March 16, 2017 | Written by: Brenda Decker
Today I saw the release of an article by StateScoop Magazine that announced the Top 50 Women in Technology for 2017. I know many of these women and truly believe that they deserve this honor. In no way do I want to diminish their accomplishments or the work that they are doing. But the article got me thinking – do we have a list of the top 50 men in technology? How about the top 50 left handed people in technology?
Maybe I am just being a bit sensitive to this “special” recognition after attending a webinar this week entitled “The Day-to-Day Experiences of Workplace Inclusion and Exclusion”. IBM’s Harriet Green and Catalyst researchers Dnika Travis and Alixandra Pollack presented during this webinar on the how we can all be more inclusive during our day to day interactions with each other. Inclusion does not mean we are all the same and think the same. In fact, they described inclusion as a feeling of belonging to a group combined with the uniqueness that you bring to that group.

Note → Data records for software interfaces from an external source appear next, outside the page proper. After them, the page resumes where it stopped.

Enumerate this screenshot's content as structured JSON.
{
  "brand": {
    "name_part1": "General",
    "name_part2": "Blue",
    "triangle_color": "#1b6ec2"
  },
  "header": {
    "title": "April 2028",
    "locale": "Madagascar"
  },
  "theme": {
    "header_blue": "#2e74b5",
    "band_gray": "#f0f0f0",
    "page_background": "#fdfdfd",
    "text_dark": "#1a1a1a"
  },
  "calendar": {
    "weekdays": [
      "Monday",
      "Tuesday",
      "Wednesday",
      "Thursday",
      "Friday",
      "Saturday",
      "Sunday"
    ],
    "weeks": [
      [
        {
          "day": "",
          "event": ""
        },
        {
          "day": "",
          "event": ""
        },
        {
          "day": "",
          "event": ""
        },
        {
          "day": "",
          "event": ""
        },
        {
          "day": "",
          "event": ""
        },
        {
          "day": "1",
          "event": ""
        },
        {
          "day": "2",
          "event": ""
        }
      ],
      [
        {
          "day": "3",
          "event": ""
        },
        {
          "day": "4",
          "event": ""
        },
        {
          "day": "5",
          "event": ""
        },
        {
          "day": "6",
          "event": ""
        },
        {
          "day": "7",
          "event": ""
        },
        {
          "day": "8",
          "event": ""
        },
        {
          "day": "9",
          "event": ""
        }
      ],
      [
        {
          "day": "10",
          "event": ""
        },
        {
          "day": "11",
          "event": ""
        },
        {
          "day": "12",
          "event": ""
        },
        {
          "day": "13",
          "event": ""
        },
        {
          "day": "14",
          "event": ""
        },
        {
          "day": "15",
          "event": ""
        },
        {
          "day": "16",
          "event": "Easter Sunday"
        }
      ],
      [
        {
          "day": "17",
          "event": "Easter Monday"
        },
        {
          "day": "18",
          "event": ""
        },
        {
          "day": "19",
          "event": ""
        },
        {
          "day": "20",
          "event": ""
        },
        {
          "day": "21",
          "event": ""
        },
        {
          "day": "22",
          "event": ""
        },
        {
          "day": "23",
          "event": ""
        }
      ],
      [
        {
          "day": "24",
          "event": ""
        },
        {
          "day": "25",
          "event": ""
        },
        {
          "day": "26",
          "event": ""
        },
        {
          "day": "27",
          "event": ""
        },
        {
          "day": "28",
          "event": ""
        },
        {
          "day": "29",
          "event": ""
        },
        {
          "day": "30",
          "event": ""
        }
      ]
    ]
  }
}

The presentation had some great material that gave the participants solid examples on how to increase inclusion, however, the chat that was going on with the participants was even more educational.
During the chat, several people noted that this training should be included as part of our mandatory diversity training for IBM employees. While people were reacting to that post, a male participant wondered why he wasn’t seeing many male participants on the webinar. As I contemplated that question it occurred to me that I had received the invite because I am registered to a group call the Super Women’s Group. So ironically, we were having a webinar about inclusion in the workplace during a session that by its title has the implication of excluding a group of people based on gender (by the way, I understand men are welcome to join this group).
We can continue to have healthy discussions about whether men and women are treated equally, as well as the inclusion and exclusion of people. However, in my opinion, until we start recognizing people for the best in what they do without a “qualifier” or including people as equals, we will never make meaningful progress.